Market conditions – broad market conditions and risk appetite will influence the outlook for government bonds. If risk appetite improves, traders will be selling bonds to move funds towards higher-risk assets that can get a better return. Government bonds tend to perform well during times of negative risk appetite, where bonds are seen as a safe haven.
The benefits of investing in government bonds
We will now look at some of the pros and cons of investing in government bonds. Interestingly, some of the pros can also be seen as cons too.
We will start with some of the pros:
1. A steady and assured income stream
Government bonds (especially ones with a strong credit rating) can add a steady stream of income to a portfolio. The income from government bonds is more assured than with equities (companies can always choose to cut or stop dividend payments).
2. Very low-risk investment
As we mentioned earlier, government bonds tend to be seen as the lowest-risk investment asset class. This can work well for a portfolio during times of economic crisis and economic slowdown (although even bonds can be sold off when investors panic).
3. A highly liquid market
The market for government bonds is highly liquid. This means that trading at current market prices is simple, with little slippage and a large pool of buyers ready to take the other side of the trade if you need to sell quickly.
4. Add diversification to a portfolio
Investors sometimes struggle with diversification. Being overinvested in one asset class (as can happen with stocks) can impact the long term performance of a portfolio. Government bonds add diversification and help to add long-term stability to investments.
The risks of investing in government bonds
Some of the risks of government bonds come hand in hand with the benefits. It sometimes just depends upon what type of investor you are as to whether it is a pro or a con.
Here are a few cons:
1. A very low-risk investment
Although the low-risk element of government bonds brings stability, it can also be a drag on your portfolio. The potential returns can be limited. The opportunity cost of better returns elsewhere can be frustrating, especially in bull market conditions. Very careful consideration needs to be given to exactly how much of the portfolio should be weighted in government bonds.
2. Fixed income loses out in an inflationary environment
Opportunity cost is a key problem for owning government bonds. If economic conditions remain benign, with low inflation and low interest rates, government bonds can be a solid source of income. However, if inflation starts to rise then the opportunity cost of holding bonds increases. Inflation erodes the value of fixed-income products (you are always going to get the same amount on the coupon). However, inflation-protected bonds are available to counter this issue.
3. Fixed income loses when interest rates increase
This is an extension of the inflation problem. If interest rates rise, then the opportunity cost of owning fixed income rises. You could be getting better returns on your investments elsewhere.
Government and Municipal Bonds Investing Takeaways
Although they might be seen as dull and boring investment opportunities (especially compared to cryptocurrencies), government bonds are an extremely important asset class for the global financial system. Everyone that has a government pension will be exposed to them to some degree.

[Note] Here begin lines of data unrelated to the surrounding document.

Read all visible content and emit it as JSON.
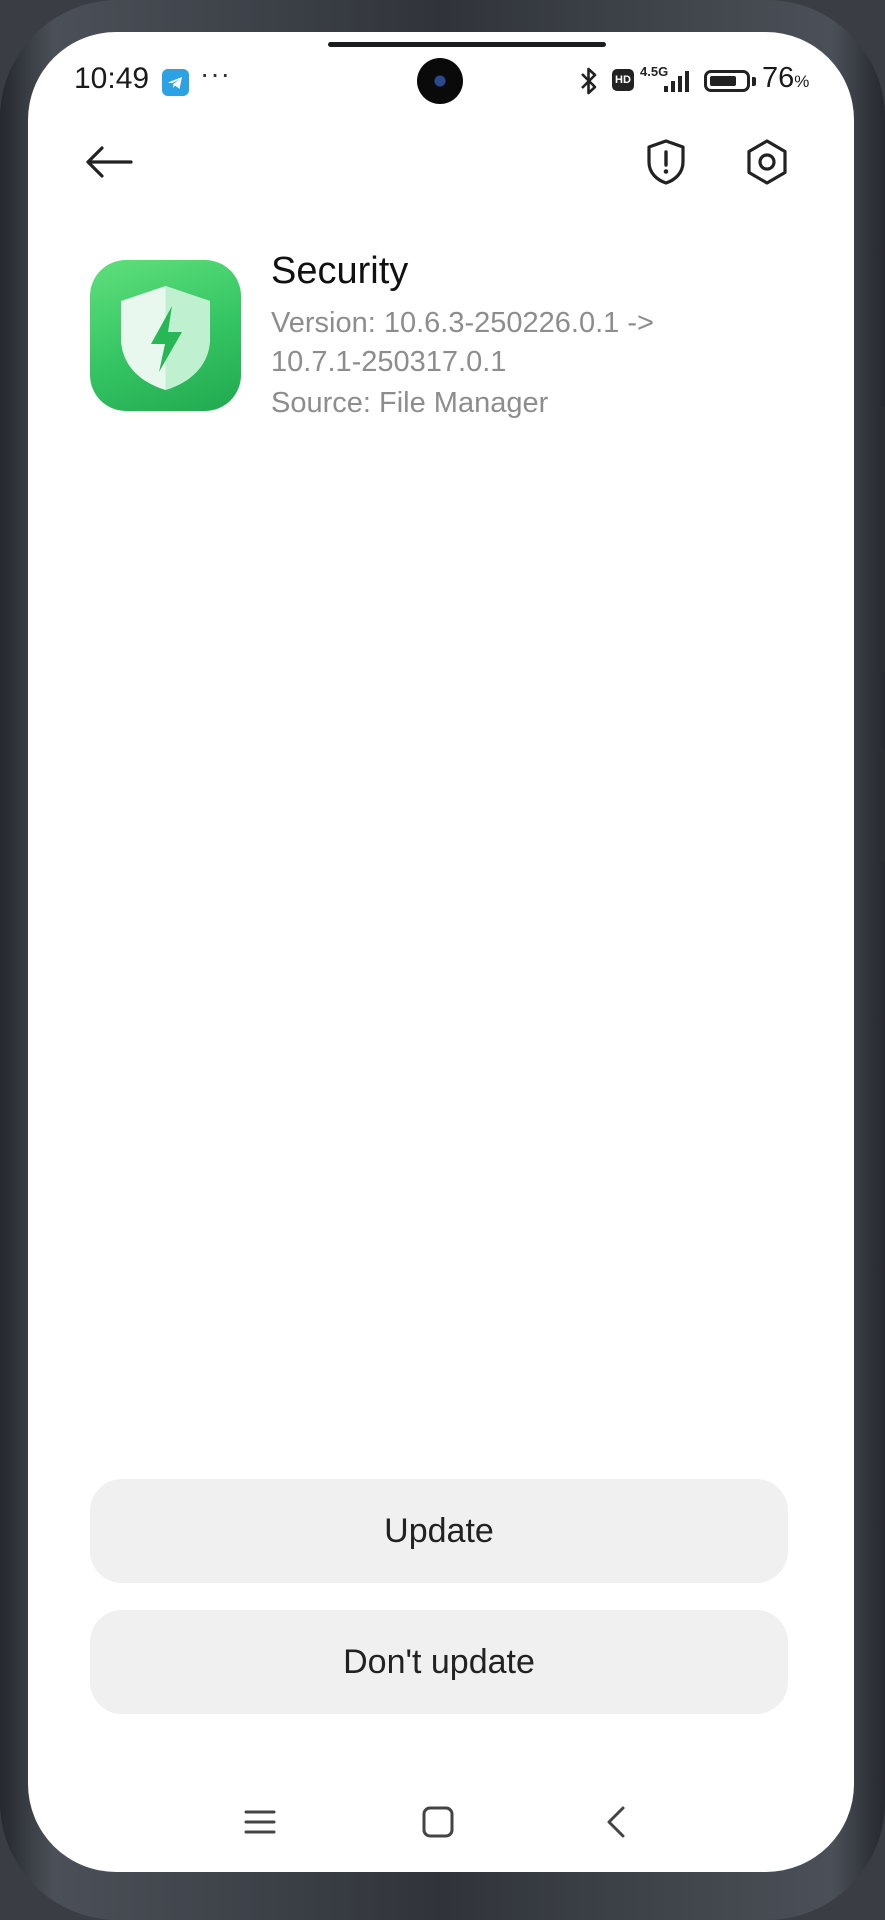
{
  "status_bar": {
    "time": "10:49",
    "more": "···",
    "hd": "HD",
    "network": "4.5G",
    "battery_percent": "76",
    "battery_unit": "%",
    "battery_level": 0.76
  },
  "top_bar": {
    "back_icon": "arrow-left-icon",
    "shield_icon": "shield-alert-icon",
    "settings_icon": "hexagon-gear-icon"
  },
  "app": {
    "name": "Security",
    "version_line1": "Version: 10.6.3-250226.0.1 ->",
    "version_line2": "10.7.1-250317.0.1",
    "source": "Source: File Manager",
    "icon": "shield-bolt-icon"
  },
  "actions": {
    "update_label": "Update",
    "dont_update_label": "Don't update"
  },
  "nav_bar": {
    "menu_icon": "menu-icon",
    "home_icon": "square-icon",
    "back_icon": "chevron-left-icon"
  },
  "colors": {
    "accent_green": "#34c463",
    "telegram_blue": "#2aa2e3",
    "button_bg": "#f0f0f0",
    "secondary_text": "#8d8d8d"
  }
}
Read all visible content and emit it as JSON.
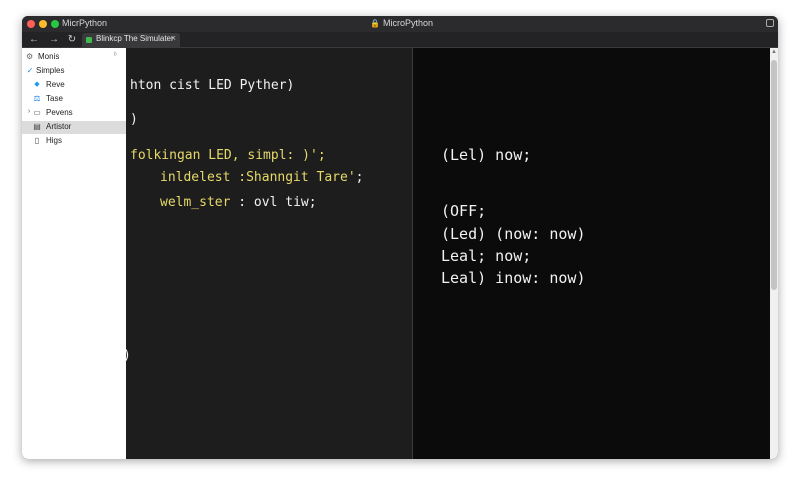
{
  "window": {
    "app_title": "MicrPython",
    "title": "MicroPython"
  },
  "tab": {
    "label": "Blinkcp The Simulater",
    "close": "×"
  },
  "nav": {
    "back": "←",
    "forward": "→",
    "reload": "↻"
  },
  "sidebar": {
    "header": "Monis",
    "collapse": "ᵇ",
    "items": [
      {
        "label": "Simples",
        "icon": "check-icon",
        "glyph": "✓"
      },
      {
        "label": "Reve",
        "icon": "bird-icon",
        "glyph": "🐦"
      },
      {
        "label": "Tase",
        "icon": "scale-icon",
        "glyph": "⚖"
      },
      {
        "label": "Pevens",
        "icon": "folder-icon",
        "glyph": "▭"
      },
      {
        "label": "Artistor",
        "icon": "table-icon",
        "glyph": "▤"
      },
      {
        "label": "Higs",
        "icon": "document-icon",
        "glyph": "▯"
      }
    ]
  },
  "editor": {
    "lines": [
      "hton cist LED Pyther)",
      ")",
      "folkingan LED, simpl: )';",
      "inldelest :Shanngit Tare'",
      ";",
      "welm_ster",
      " : ovl tiw;",
      ")"
    ]
  },
  "output": {
    "lines": [
      "(Lel) now;",
      "(OFF;",
      "(Led) (now: now)",
      "Leal; now;",
      "Leal) inow: now)"
    ]
  },
  "colors": {
    "code_text": "#f2f2f2",
    "code_keyword": "#e6d96a",
    "editor_bg": "#1d1d1d",
    "output_bg": "#0b0b0b",
    "sidebar_check": "#1e88e5"
  }
}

However, they are also an asset class that can be beneficial for investors. They add diversification and stability to a portfolio in addition to a secured income stream. The primary disadvantages lie in their low-risk status and the opportunity cost of missing out on potentially higher returns elsewhere.
There is plenty to consider when choosing whether to invest in government bonds. As ever though, if you are unsure, we suggest speaking to an independent investment advisor.